- **About this exercise**: What is needed is a copy of each line in the listing that contains "letter".

---*---

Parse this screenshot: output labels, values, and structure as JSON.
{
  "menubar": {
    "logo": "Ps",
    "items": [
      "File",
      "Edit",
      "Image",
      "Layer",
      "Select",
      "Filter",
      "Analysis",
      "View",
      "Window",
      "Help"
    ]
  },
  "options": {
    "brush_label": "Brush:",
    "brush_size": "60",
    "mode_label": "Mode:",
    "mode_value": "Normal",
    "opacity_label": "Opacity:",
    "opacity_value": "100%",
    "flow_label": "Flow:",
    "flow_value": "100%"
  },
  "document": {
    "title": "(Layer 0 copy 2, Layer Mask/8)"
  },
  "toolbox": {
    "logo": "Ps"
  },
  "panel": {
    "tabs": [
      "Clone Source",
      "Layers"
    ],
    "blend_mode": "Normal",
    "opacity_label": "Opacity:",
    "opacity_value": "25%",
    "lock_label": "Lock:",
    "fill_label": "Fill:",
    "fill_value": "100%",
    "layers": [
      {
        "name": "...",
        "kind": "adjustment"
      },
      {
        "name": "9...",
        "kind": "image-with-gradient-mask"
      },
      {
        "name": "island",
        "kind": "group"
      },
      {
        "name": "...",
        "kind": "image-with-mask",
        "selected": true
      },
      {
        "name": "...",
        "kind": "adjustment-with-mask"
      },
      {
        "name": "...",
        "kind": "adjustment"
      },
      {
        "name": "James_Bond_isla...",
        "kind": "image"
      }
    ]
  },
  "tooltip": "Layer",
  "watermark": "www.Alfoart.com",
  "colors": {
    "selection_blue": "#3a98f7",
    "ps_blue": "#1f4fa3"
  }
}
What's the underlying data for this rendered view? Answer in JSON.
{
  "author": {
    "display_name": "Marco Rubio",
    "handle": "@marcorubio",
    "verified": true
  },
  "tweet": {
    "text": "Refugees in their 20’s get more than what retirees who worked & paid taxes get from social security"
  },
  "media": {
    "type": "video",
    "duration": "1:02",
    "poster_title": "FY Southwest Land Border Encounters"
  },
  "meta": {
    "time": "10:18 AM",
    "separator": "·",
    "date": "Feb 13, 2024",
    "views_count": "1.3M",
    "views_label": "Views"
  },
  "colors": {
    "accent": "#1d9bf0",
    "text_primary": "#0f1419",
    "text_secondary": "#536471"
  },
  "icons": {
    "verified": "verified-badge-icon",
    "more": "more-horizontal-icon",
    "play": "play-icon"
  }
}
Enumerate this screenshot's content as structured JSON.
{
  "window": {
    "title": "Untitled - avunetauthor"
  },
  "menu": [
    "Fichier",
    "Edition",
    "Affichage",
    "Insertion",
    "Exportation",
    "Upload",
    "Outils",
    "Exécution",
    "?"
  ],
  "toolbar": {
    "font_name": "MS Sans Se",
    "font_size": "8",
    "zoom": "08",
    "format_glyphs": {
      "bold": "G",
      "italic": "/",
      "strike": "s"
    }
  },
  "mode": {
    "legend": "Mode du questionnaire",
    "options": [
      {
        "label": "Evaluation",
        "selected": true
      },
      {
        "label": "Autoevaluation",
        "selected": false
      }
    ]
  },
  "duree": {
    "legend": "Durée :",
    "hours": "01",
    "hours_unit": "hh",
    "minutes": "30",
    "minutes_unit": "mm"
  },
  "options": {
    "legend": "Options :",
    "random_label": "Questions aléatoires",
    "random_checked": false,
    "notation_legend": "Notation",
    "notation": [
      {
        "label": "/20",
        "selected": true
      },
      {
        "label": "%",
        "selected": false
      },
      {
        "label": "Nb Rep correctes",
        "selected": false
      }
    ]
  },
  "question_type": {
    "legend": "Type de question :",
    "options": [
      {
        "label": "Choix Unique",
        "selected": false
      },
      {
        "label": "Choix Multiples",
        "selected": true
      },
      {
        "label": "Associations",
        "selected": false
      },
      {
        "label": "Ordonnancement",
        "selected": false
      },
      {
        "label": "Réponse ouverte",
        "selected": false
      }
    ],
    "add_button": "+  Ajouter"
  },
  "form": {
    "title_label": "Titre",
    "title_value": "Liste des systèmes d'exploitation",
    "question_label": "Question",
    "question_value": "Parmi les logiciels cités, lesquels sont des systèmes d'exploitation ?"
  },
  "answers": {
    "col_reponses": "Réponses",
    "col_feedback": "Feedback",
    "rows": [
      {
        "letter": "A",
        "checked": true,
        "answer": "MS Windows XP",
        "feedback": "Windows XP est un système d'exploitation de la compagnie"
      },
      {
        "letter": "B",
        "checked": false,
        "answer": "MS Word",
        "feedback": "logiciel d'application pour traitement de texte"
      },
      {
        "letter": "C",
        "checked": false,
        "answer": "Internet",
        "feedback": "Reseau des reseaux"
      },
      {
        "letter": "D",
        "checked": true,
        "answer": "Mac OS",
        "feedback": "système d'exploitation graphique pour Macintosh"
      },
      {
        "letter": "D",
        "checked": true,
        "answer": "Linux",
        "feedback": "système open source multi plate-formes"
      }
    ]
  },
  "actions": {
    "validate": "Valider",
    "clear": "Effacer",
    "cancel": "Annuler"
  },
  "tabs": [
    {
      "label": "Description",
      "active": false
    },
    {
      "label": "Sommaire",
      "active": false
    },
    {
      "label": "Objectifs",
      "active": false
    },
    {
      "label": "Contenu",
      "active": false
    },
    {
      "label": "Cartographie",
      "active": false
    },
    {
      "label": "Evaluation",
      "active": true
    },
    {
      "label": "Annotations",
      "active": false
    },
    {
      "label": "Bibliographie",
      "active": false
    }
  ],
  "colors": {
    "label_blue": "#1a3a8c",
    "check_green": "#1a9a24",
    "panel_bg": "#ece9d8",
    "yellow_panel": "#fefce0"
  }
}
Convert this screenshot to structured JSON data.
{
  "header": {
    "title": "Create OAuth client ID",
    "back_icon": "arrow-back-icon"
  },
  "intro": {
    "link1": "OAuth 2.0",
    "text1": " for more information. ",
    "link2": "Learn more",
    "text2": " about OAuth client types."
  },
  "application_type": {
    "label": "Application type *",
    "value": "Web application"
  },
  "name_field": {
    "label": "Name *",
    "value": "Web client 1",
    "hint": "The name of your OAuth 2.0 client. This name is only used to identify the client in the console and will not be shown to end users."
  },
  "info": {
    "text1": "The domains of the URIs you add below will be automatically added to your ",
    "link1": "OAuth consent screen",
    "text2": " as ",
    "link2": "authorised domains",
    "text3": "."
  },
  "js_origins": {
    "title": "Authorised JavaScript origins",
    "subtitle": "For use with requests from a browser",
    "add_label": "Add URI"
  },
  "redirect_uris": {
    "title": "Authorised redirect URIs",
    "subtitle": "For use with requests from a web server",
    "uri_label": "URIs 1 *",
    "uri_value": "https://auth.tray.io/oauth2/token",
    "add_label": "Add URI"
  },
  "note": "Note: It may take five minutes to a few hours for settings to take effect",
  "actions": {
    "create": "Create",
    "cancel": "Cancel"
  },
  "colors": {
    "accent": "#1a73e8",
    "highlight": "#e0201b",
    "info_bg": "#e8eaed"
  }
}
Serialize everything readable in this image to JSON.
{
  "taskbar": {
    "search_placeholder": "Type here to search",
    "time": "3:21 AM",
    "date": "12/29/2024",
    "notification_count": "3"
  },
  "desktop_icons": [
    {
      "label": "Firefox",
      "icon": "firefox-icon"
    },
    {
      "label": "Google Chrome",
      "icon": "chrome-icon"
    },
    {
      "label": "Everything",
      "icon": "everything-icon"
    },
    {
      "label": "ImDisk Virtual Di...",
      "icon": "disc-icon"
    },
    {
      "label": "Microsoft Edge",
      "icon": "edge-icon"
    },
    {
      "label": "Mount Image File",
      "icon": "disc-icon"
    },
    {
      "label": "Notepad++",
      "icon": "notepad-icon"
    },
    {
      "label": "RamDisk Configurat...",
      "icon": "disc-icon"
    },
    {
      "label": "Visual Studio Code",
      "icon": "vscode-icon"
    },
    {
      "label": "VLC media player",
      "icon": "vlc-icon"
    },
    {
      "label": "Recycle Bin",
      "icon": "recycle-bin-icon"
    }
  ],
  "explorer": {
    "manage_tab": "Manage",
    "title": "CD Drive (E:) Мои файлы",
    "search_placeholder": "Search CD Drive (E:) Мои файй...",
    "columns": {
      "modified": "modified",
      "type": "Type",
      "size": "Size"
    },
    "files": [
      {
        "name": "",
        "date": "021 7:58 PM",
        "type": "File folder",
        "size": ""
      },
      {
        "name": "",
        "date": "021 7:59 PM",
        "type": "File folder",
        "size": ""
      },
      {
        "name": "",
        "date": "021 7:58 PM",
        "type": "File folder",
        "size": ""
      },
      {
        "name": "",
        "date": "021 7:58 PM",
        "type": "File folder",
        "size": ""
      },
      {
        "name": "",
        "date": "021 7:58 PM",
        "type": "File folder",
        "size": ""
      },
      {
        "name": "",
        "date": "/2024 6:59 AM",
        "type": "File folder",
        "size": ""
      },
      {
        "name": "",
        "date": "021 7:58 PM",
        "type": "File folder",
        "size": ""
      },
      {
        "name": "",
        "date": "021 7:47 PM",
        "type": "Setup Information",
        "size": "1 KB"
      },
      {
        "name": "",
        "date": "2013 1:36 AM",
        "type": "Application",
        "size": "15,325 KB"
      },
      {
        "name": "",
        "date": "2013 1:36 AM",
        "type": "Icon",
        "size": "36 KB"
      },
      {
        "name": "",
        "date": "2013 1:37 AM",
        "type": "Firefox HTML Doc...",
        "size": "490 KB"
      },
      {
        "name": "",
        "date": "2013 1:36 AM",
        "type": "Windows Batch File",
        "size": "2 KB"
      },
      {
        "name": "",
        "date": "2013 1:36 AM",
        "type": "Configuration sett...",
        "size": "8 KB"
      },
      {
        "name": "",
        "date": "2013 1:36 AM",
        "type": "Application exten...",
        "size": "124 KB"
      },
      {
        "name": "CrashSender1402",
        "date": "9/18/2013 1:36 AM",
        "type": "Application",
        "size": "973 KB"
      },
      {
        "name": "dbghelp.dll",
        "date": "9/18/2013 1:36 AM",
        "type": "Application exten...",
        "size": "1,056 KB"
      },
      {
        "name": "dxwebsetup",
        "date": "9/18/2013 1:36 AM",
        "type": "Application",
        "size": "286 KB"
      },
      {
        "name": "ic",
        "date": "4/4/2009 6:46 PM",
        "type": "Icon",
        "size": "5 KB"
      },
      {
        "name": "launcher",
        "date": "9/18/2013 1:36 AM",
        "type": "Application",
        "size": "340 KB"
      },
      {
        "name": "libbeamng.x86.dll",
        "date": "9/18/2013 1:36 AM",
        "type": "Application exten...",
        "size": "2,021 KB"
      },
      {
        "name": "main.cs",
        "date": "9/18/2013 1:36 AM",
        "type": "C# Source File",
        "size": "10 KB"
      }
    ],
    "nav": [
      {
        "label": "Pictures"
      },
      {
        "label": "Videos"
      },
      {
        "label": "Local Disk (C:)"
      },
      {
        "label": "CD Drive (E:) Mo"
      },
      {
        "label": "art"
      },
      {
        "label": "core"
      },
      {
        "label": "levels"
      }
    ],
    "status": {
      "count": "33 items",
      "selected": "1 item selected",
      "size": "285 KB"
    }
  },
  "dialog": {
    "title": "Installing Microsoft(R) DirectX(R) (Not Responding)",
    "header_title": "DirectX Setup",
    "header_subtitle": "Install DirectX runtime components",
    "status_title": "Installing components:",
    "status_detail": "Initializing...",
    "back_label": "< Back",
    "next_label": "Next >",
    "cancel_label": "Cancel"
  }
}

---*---

- **Answer box**:
        "letter": "A",
        "letter": "B",
        "letter": "C",
        "letter": "D",
        "letter": "D",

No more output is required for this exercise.